— ABOUT THIS EXERCISE —
Set down all of the records exactly, leaving none out.

[Web page and app entries]

---------------

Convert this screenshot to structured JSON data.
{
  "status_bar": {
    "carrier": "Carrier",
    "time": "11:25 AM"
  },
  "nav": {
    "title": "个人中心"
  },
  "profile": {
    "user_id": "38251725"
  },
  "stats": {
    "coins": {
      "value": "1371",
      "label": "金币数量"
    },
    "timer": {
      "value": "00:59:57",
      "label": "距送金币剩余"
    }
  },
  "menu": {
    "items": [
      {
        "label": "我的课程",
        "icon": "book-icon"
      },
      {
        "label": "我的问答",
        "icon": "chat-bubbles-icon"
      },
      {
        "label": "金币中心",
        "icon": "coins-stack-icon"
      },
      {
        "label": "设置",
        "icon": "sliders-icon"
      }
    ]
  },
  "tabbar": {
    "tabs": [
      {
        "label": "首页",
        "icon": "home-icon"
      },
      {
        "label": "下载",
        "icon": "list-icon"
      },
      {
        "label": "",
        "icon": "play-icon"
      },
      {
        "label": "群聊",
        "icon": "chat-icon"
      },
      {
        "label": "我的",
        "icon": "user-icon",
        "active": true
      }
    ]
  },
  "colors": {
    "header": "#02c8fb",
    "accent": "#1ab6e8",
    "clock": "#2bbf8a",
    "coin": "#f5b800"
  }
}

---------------

— OUTPUT FOR THIS EXERCISE —
Convert this screenshot to structured JSON data.
{
  "status_bar": {
    "carrier": "Carrier",
    "time": "11:25 AM"
  },
  "nav": {
    "title": "个人中心"
  },
  "profile": {
    "user_id": "38251725"
  },
  "stats": {
    "coins": {
      "value": "1371",
      "label": "金币数量"
    },
    "timer": {
      "value": "00:59:57",
      "label": "距送金币剩余"
    }
  },
  "menu": {
    "items": [
      {
        "label": "我的课程",
        "icon": "book-icon"
      },
      {
        "label": "我的问答",
        "icon": "chat-bubbles-icon"
      },
      {
        "label": "金币中心",
        "icon": "coins-stack-icon"
      },
      {
        "label": "设置",
        "icon": "sliders-icon"
      }
    ]
  },
  "tabbar": {
    "tabs": [
      {
        "label": "首页",
        "icon": "home-icon"
      },
      {
        "label": "下载",
        "icon": "list-icon"
      },
      {
        "label": "",
        "icon": "play-icon"
      },
      {
        "label": "群聊",
        "icon": "chat-icon"
      },
      {
        "label": "我的",
        "icon": "user-icon",
        "active": true
      }
    ]
  },
  "colors": {
    "header": "#02c8fb",
    "accent": "#1ab6e8",
    "clock": "#2bbf8a",
    "coin": "#f5b800"
  }
}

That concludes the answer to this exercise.